_About this task_
Which of the lines below hold "size"? Please return each one.

[Opening Material shown section]

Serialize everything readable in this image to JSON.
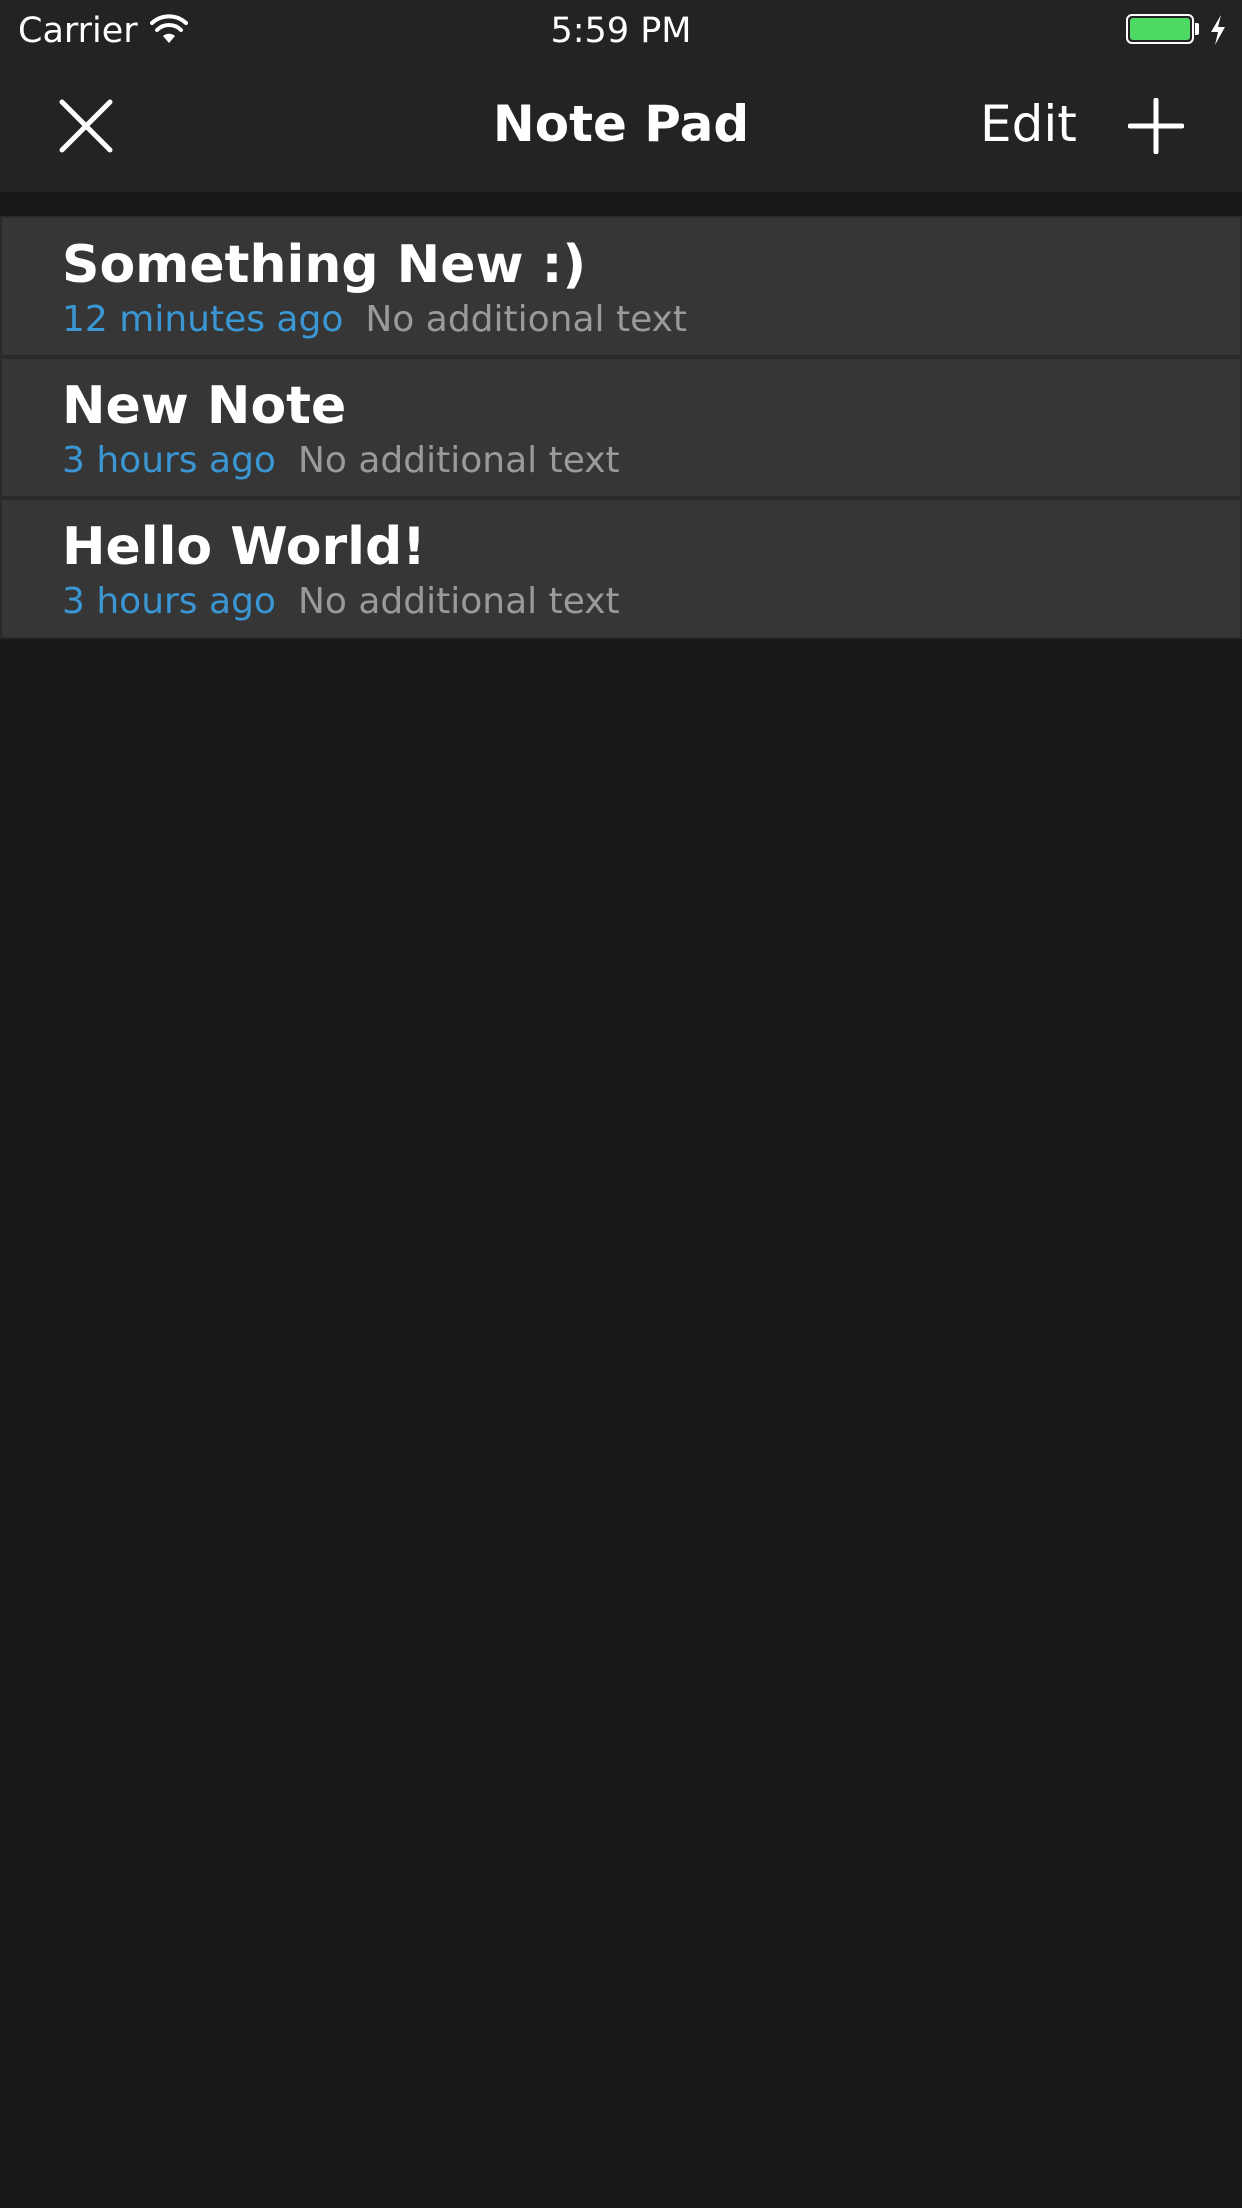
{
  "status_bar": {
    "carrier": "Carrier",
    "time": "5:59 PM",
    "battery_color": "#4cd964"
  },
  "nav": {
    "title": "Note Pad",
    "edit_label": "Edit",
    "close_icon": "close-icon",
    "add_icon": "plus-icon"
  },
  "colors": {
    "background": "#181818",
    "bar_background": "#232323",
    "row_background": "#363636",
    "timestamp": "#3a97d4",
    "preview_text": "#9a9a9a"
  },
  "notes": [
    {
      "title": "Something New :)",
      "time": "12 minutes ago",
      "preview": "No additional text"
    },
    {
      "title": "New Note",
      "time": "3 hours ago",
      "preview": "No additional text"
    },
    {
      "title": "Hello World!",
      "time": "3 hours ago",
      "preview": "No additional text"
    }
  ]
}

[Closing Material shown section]
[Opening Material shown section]

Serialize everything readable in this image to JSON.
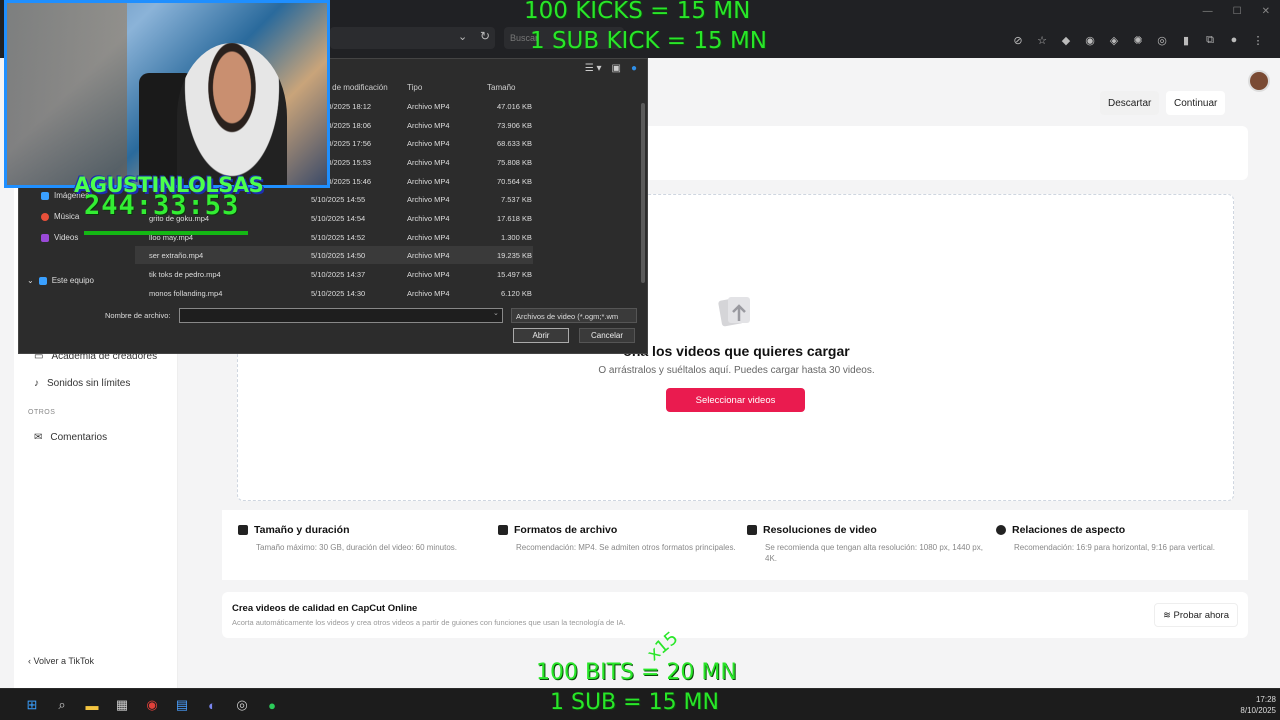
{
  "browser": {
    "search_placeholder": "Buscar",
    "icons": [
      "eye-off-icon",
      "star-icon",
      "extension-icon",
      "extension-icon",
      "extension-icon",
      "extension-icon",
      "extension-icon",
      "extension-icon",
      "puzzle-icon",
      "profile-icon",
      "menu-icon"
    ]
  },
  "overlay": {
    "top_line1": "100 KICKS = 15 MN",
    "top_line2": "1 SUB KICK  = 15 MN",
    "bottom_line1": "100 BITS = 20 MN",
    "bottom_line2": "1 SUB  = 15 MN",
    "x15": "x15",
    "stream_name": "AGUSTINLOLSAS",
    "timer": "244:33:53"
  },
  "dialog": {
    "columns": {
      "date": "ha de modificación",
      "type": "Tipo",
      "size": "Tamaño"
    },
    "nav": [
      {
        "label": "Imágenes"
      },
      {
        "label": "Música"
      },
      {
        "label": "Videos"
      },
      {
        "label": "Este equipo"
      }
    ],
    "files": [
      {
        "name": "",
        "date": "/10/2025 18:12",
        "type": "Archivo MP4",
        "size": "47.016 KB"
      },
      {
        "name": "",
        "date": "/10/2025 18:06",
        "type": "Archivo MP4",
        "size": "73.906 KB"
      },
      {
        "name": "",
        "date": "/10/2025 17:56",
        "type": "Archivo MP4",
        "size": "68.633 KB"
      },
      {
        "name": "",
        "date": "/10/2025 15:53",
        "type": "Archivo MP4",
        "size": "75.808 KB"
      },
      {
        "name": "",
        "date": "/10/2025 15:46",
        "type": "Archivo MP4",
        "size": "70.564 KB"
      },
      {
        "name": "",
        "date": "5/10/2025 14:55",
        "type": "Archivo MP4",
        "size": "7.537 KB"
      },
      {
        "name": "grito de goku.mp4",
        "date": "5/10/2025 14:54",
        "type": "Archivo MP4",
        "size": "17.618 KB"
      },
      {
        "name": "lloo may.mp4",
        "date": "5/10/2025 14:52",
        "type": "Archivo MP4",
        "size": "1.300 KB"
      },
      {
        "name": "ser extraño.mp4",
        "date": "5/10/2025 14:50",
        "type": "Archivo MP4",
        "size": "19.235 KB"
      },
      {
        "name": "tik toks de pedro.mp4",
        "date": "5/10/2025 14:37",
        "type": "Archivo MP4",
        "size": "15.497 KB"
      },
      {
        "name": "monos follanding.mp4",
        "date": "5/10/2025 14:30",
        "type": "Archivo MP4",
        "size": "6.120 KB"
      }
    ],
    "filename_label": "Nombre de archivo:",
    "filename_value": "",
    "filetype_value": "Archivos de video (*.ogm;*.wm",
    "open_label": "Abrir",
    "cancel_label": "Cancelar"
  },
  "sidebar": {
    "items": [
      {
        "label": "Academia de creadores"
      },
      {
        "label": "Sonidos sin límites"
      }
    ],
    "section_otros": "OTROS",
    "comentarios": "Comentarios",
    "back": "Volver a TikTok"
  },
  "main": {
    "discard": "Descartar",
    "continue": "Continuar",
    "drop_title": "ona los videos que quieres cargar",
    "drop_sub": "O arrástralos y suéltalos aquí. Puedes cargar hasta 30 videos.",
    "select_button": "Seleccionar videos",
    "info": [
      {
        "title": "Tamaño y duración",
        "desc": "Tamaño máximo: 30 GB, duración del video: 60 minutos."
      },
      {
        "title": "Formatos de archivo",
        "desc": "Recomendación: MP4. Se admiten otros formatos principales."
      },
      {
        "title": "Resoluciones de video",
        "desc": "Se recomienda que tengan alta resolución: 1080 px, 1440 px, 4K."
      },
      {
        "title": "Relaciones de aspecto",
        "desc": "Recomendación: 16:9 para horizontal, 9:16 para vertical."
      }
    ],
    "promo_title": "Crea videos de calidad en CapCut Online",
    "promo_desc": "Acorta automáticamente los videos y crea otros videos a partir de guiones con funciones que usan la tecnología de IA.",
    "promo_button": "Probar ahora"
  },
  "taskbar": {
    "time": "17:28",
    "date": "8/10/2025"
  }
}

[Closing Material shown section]

_Exercise answer_
      "size": "Tamaño"
        "size": "47.016 KB"
        "size": "73.906 KB"
        "size": "68.633 KB"
        "size": "75.808 KB"
        "size": "70.564 KB"
        "size": "7.537 KB"
        "size": "17.618 KB"
        "size": "1.300 KB"
        "size": "19.235 KB"
        "size": "15.497 KB"
        "size": "6.120 KB"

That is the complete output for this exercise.